[Data records for software interfaces]
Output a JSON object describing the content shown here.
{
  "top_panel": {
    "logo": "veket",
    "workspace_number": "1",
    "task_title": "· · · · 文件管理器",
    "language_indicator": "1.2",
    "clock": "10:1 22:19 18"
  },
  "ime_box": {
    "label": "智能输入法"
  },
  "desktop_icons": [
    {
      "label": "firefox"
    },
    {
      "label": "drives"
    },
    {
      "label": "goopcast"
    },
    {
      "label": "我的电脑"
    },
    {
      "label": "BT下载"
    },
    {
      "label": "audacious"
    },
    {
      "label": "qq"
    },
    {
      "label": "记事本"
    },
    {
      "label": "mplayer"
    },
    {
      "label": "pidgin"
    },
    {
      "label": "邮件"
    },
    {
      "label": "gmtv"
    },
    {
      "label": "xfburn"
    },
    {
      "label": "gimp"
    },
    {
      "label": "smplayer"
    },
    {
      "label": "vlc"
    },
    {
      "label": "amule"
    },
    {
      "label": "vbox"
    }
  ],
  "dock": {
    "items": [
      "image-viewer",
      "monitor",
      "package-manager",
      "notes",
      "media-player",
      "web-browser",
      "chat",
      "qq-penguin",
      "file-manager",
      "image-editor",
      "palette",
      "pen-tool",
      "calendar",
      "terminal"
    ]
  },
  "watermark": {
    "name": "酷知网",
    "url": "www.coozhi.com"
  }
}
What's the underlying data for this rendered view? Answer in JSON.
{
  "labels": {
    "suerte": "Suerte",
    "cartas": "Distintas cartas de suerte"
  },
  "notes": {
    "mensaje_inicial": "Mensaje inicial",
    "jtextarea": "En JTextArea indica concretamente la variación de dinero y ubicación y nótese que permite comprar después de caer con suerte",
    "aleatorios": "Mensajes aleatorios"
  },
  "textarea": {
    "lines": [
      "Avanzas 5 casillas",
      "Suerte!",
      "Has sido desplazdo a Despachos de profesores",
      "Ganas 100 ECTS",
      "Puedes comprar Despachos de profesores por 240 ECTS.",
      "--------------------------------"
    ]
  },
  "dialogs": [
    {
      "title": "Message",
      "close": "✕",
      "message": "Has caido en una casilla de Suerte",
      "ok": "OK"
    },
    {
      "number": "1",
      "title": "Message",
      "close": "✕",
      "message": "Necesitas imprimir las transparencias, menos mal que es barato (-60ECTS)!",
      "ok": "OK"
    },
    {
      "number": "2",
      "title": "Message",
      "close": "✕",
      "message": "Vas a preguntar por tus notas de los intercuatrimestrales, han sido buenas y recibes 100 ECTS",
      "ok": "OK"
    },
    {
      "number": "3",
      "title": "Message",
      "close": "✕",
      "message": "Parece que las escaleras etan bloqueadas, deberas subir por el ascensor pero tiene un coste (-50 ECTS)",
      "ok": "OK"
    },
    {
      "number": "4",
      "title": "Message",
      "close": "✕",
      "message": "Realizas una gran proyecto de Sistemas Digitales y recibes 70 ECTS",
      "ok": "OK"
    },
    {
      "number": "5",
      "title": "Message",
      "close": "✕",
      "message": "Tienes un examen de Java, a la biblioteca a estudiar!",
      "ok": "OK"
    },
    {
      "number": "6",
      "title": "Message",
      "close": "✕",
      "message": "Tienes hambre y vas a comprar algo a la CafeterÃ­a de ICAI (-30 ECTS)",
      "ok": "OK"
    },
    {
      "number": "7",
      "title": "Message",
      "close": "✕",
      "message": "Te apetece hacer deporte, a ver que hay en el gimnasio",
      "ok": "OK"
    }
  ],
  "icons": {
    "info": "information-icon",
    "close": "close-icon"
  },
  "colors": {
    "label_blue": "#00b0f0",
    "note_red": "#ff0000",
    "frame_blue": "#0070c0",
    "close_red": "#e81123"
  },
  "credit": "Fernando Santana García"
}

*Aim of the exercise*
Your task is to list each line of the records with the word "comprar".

*Solution*
    "jtextarea": "En JTextArea indica concretamente la variación de dinero y ubicación y nótese que permite comprar después de caer con suerte",
      "Puedes comprar Despachos de profesores por 240 ECTS.",
      "message": "Tienes hambre y vas a comprar algo a la CafeterÃ­a de ICAI (-30 ECTS)",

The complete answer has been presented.